I walked quickly beside Dismus Mwalukwanda on a sandy path bordered by overgrown shrubbery leading through the bush to rural homes outside of Lusaka, Zambia’s capital. Mwalukwanda, 43, is a frontline health worker for the Njovo Village and took me to visit a family whose young children he has treated often for malaria. Mwalukwand is in charge of helping families in his area make steps toward malaria prevention like ensuring the use of bed nets and he also tests and treats patients who come down with malaria. During the rainy season Mwalukwanda, who is married and has eight children, can see 25 homes a day.
“Mostly I test people using RDT (rapid diagnostic testing),” said Mwalukwanda. “When they are found positive, I treat them.”
Malaria takes the lives of 8,000 people annually in Zambia, most of whom are children under the age of five and expectant mothers whose immune systems can often be weakened and compromised. Utilizing testing and treatments for malaria through the efforts of frontline health workers is a way of gettting health care to those who cannot access health care due to long distances from health facilities. However, when Mwalukwanda treats a patient who isn’t improving quickly from a bout of malaria he refers them to an area hospital for accelerated care.
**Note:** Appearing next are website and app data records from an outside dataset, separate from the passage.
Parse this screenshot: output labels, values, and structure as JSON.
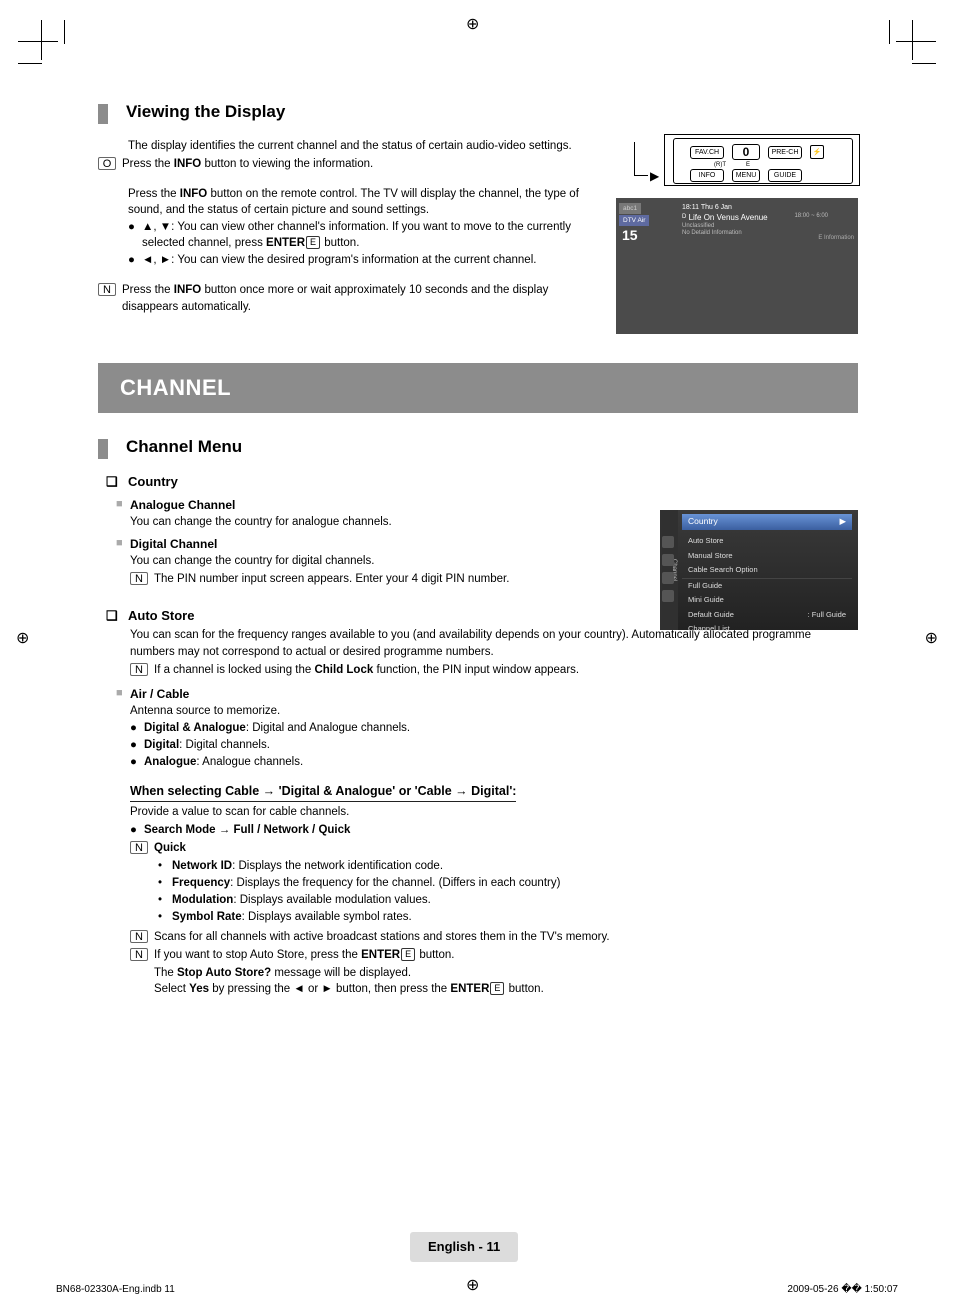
{
  "section1": {
    "title": "Viewing the Display",
    "intro": "The display identifies the current channel and the status of certain audio-video settings.",
    "note_glyph": "O",
    "note1": "Press the INFO button to viewing the information.",
    "p2a": "Press the ",
    "p2b": "INFO",
    "p2c": " button on the remote control. The TV will display the channel, the type of sound, and the status of certain picture and sound settings.",
    "b1a": "▲, ▼: You can view other channel's information. If you want to move to the currently selected channel, press ",
    "b1b": "ENTER",
    "b1c": " button.",
    "b2": "◄, ►: You can view the desired program's information at the current channel.",
    "note2_glyph": "N",
    "note2a": "Press the ",
    "note2b": "INFO",
    "note2c": " button once more or wait approximately 10 seconds and the display disappears automatically."
  },
  "banner": "CHANNEL",
  "section2": {
    "title": "Channel Menu",
    "country": {
      "q": "❑",
      "title": "Country"
    },
    "analogue": {
      "sq": "■",
      "title": "Analogue Channel",
      "text": "You can change the country for analogue channels."
    },
    "digital": {
      "sq": "■",
      "title": "Digital Channel",
      "text": "You can change the country for digital channels.",
      "note_glyph": "N",
      "note": "The PIN number input screen appears. Enter your 4 digit PIN number."
    },
    "autostore": {
      "q": "❑",
      "title": "Auto Store",
      "text": "You can scan for the frequency ranges available to you (and availability depends on your country). Automatically allocated programme numbers may not correspond to actual or desired programme numbers.",
      "note_glyph": "N",
      "note_a": "If a channel is locked using the ",
      "note_b": "Child Lock",
      "note_c": " function, the PIN input window appears."
    },
    "aircable": {
      "sq": "■",
      "title": "Air / Cable",
      "text": "Antenna source to memorize.",
      "b1t": "Digital & Analogue",
      "b1d": ": Digital and Analogue channels.",
      "b2t": "Digital",
      "b2d": ": Digital channels.",
      "b3t": "Analogue",
      "b3d": ": Analogue channels."
    },
    "cable_hdr": "When selecting Cable → 'Digital & Analogue' or 'Cable → Digital':",
    "cable_sub": "Provide a value to scan for cable channels.",
    "search_mode": "Search Mode → Full / Network / Quick",
    "quick_glyph": "N",
    "quick": "Quick",
    "q1t": "Network ID",
    "q1d": ": Displays the network identification code.",
    "q2t": "Frequency",
    "q2d": ": Displays the frequency for the channel. (Differs in each country)",
    "q3t": "Modulation",
    "q3d": ": Displays available modulation values.",
    "q4t": "Symbol Rate",
    "q4d": ": Displays available symbol rates.",
    "scan_glyph": "N",
    "scan": "Scans for all channels with active broadcast stations and stores them in the TV's memory.",
    "stop_glyph": "N",
    "stop_a": "If you want to stop Auto Store, press the ",
    "stop_b": "ENTER",
    "stop_c": " button.",
    "stop2a": "The ",
    "stop2b": "Stop Auto Store?",
    "stop2c": " message will be displayed.",
    "stop3a": "Select ",
    "stop3b": "Yes",
    "stop3c": " by pressing the ◄ or ► button, then press the ",
    "stop3d": "ENTER",
    "stop3e": " button."
  },
  "remote": {
    "favch": "FAV.CH",
    "zero": "0",
    "prech": "PRE-CH",
    "info": "INFO",
    "menu": "MENU",
    "guide": "GUIDE",
    "small1": "(R)T",
    "small2": "E",
    "mute": "⚡"
  },
  "osd": {
    "tag1": "abc1",
    "tag2": "DTV Air",
    "chno": "15",
    "time": "18:11 Thu 6 Jan",
    "dmark": "D",
    "prog": "Life On Venus Avenue",
    "sub": "Unclassified",
    "nod": "No Detaild Information",
    "range": "18:00 ~ 6:00",
    "info": "E Information"
  },
  "menu": {
    "side": "Channel",
    "header": "Country",
    "arrow": "▶",
    "items": [
      {
        "l": "Auto Store",
        "r": ""
      },
      {
        "l": "Manual Store",
        "r": ""
      },
      {
        "l": "Cable Search Option",
        "r": ""
      },
      {
        "l": "Full Guide",
        "r": ""
      },
      {
        "l": "Mini Guide",
        "r": ""
      },
      {
        "l": "Default Guide",
        "r": ": Full Guide"
      },
      {
        "l": "Channel List",
        "r": ""
      }
    ]
  },
  "enter_icon": "E",
  "footer": {
    "pill": "English - 11",
    "left": "BN68-02330A-Eng.indb   11",
    "right": "2009-05-26   �� 1:50:07"
  }
}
“Most people come to my house when they get sick,” Mwalukwanda added. “But, I do home visits all month. I might see 50 households a month.”
Mwalukwanda, like many community health workers, provides quality care for many families who otherwise would have no care options, especially those who live in remote, rural, or outlying areas like Njovo village. Frontline health workers the world over provide millions of people with health care armed with little more than a backpack of supplies. Frontline health workers are given robust training from governments or NGO programs that have specific programs for community health worker training.
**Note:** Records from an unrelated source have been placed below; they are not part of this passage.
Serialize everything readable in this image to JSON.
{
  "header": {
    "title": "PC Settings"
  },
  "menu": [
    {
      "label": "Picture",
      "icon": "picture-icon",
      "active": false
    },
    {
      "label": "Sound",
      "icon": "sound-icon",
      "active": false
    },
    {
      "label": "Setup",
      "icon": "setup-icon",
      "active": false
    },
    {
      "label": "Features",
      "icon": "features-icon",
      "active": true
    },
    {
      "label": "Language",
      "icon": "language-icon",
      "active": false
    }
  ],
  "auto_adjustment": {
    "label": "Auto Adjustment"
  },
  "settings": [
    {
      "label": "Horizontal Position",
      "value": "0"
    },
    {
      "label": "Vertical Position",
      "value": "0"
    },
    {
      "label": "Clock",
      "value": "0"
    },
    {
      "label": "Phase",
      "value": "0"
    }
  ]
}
Without the help of Mwalukwanda hundreds of children would die from malaria. He is their primary point of contact for testing and administration of Coartem, the most effective malaria medicine.
This week marks World Health Worker Week (April 7 – 11) where the global health community honors and celebrates health workers who are on the frontlines of health care for so many. This week is also a sober reminder that millions more health workers are needed to provide even more care for people who desperately need interventions to save their lives.
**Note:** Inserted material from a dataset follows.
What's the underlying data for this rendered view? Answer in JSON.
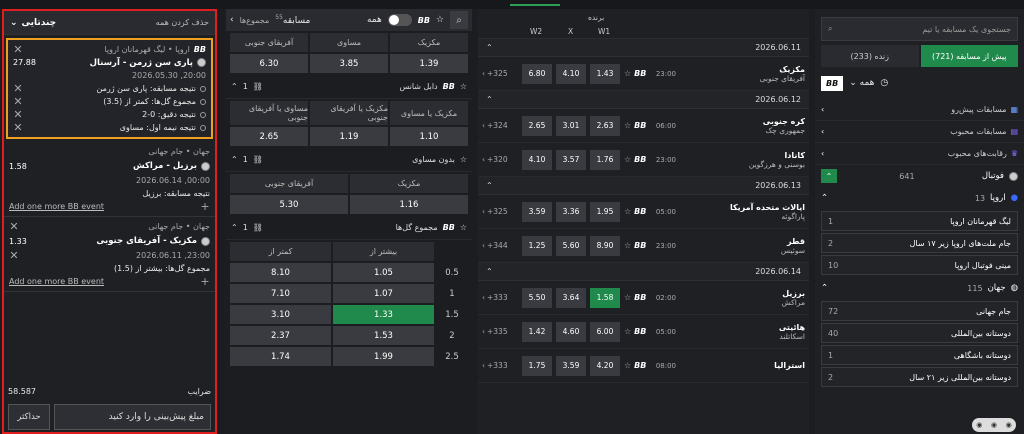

Photos: Jennifer James
Full disclosure: I met Dismus Mwalukwanda while covering Malaria No More’s global launch of its Power of One campaign.